A few years ago Bernice Gauci was in class when her lecturer asked the students to introduce themselves to one another – but when her turn arrived, she could not say her name.

“I went home and started crying. I thought: ‘It can’t be that I can’t say my... name. I have to do something... about it’.”

So she went to speech language pathologist Joseph Agius who started by telling her: stuttering is a gift.

“I remember thinking: he has no clue what he’s saying,” the 24-year-old says.

After her first meeting with Dr Agius, she went home and thought about it. What she realised changed her outlook on life – because she was a stutterer she was sensitive to others since she knew what it was like living with a daily challenge.

“I realised it is a gift that gave me a lot... without taking anything from me. Even if I were not a stutterer, I don’t think I’d be a Hollywood star. So it didn’t take anything from me,” she smiles.

In fact Ms Gauci – a nurse specialised in mental health – is now the president of the Stuttering Association of Malta, launched on Saturday, which aims to create awareness about stuttering and offer support and guidance.

This is who I am. I didn’t want them to see me without my stuttering

The association will start off by reaching out to young people who stutter. “They see us – adults – and we can be role... models to them. When I was small... I did not have anyone... like me, a stutterer,” Ms Gauci says adding that she started stuttering when she was 10.

Ms Gauci recalls that once, when she was in secondary school, her teacher asked her to read an excerpt from a book aloud in class. She started reading and stuck on a word. The teacher told her to start from the beginning and she was stuck on the same word.

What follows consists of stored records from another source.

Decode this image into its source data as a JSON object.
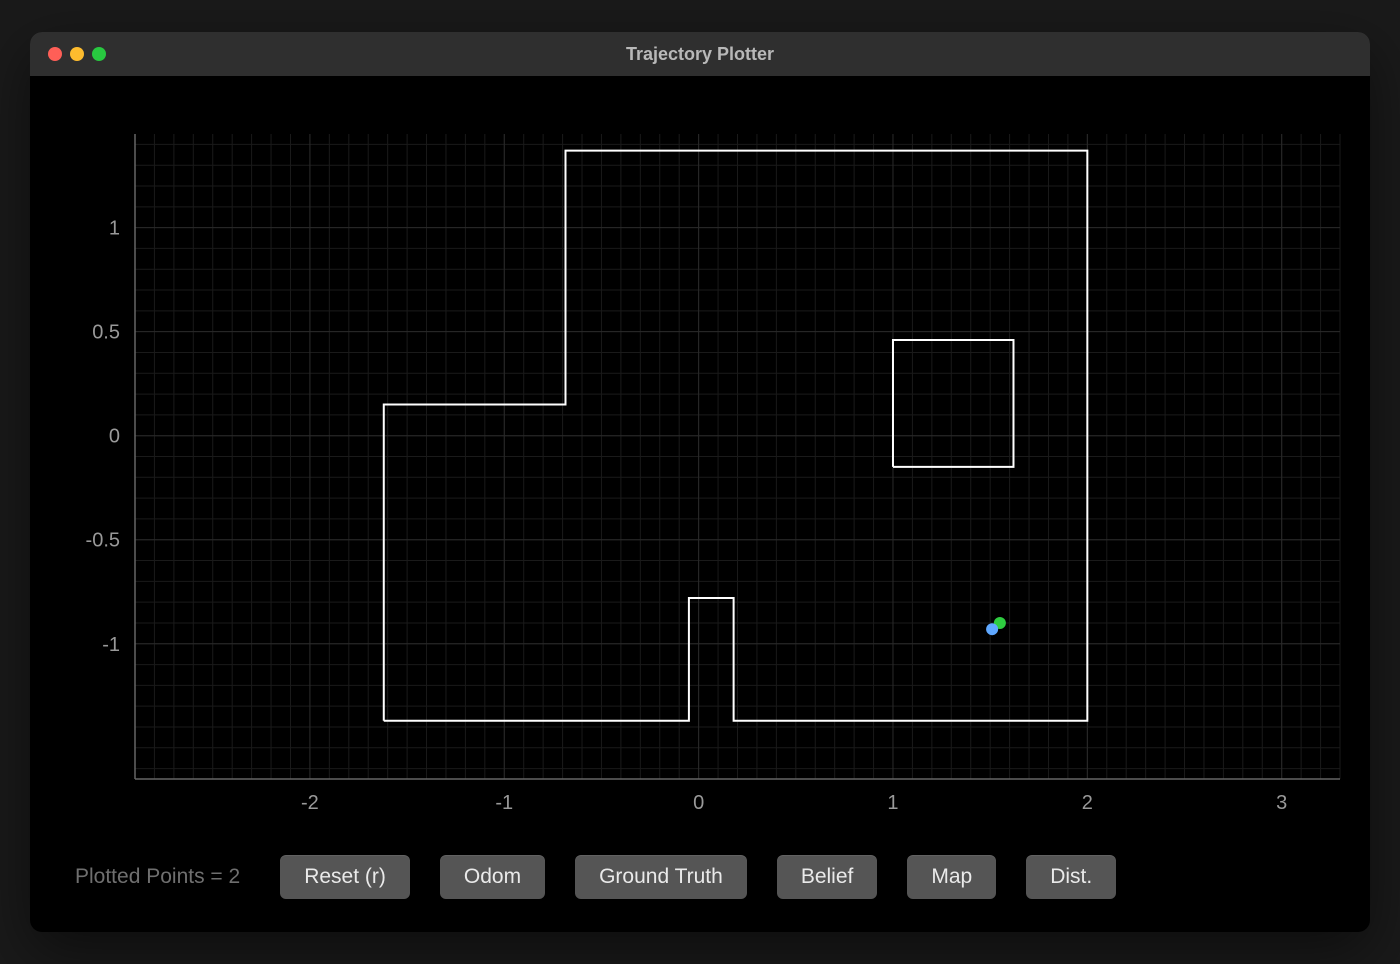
{
  "window": {
    "title": "Trajectory Plotter"
  },
  "status": {
    "label_prefix": "Plotted Points = ",
    "count": "2"
  },
  "buttons": {
    "reset": "Reset (r)",
    "odom": "Odom",
    "ground_truth": "Ground Truth",
    "belief": "Belief",
    "map": "Map",
    "dist": "Dist."
  },
  "chart_data": {
    "type": "scatter",
    "title": "",
    "xlabel": "",
    "ylabel": "",
    "xlim": [
      -2.9,
      3.3
    ],
    "ylim": [
      -1.65,
      1.45
    ],
    "x_ticks": [
      "-2",
      "-1",
      "0",
      "1",
      "2",
      "3"
    ],
    "y_ticks": [
      "-1",
      "-0.5",
      "0",
      "0.5",
      "1"
    ],
    "map_outline": [
      [
        -1.62,
        -1.37
      ],
      [
        -1.62,
        0.15
      ],
      [
        -0.685,
        0.15
      ],
      [
        -0.685,
        1.37
      ],
      [
        2.0,
        1.37
      ],
      [
        2.0,
        -1.37
      ],
      [
        0.18,
        -1.37
      ],
      [
        0.18,
        -0.78
      ],
      [
        -0.05,
        -0.78
      ],
      [
        -0.05,
        -1.37
      ],
      [
        -1.62,
        -1.37
      ]
    ],
    "map_obstacle": [
      [
        1.0,
        -0.15
      ],
      [
        1.62,
        -0.15
      ],
      [
        1.62,
        0.46
      ],
      [
        1.0,
        0.46
      ],
      [
        1.0,
        -0.15
      ]
    ],
    "series": [
      {
        "name": "ground_truth",
        "color": "#2ecc40",
        "points": [
          [
            1.55,
            -0.9
          ]
        ]
      },
      {
        "name": "odom",
        "color": "#5fa8ff",
        "points": [
          [
            1.51,
            -0.93
          ]
        ]
      }
    ]
  }
}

“He told me: ‘go on, say it’. I thought: ‘is he serious? Doesn’t he realise I can’t?’” she recalls. It is to avoid such situations that the association will work on creating awareness in schools and beyond.

Dr Agius, who also coaches people in public speaking, said he knew of schoolage children who got physically sick in the morning when they knew they had to read aloud in class.

This fear is not limited to children as he also works with adults who shy away from job interviews because of their stuttering.

He explains that one per cent of the population stutter and, in his experience, one of the main problems is the unpredictability – a person who stutters never knows when they are going to stick.

While he helps them minimise their stuttering in certain situations, the change in his clients comes about when they accept their condition.

“I tell them it’s a gift. The new ones look at me and say it’s a gift from hell,” he chuckles, adding that people who stutter are often gifted with humility and creativity.

“They would have lived their lives taking on-the-spot decisions,” he says as he gives the example of a stutterer who often got stuck on the name of his daughter but replaced it with terms of endearment like “princess” or “darling”.

People who stutter also tend to have good listening skills. “Often when someone is speaking we are thinking about what we are going to say next. But they listen,” he says adding that he always tells his clients that stuttering is not a problem.

Ms Gauci smiles. “If someone says they have a problem they get a bad look,” she says as she looks at Dr Agius who adds: “It’s about perception. You make it a problem if you want to. But it’s just a condition and, once you accept it, it’s like lifting a weight.”

Ms Gauci nods and recalls how, when she sat for her nursing exam, she started talking fluently – but she wanted them to know that she stuttered.

“So I made an effort to stick. I stuck and I thought: ‘OK now I’m back.’ This is who I am. I didn’t want them to see me without my stuttering,” she says.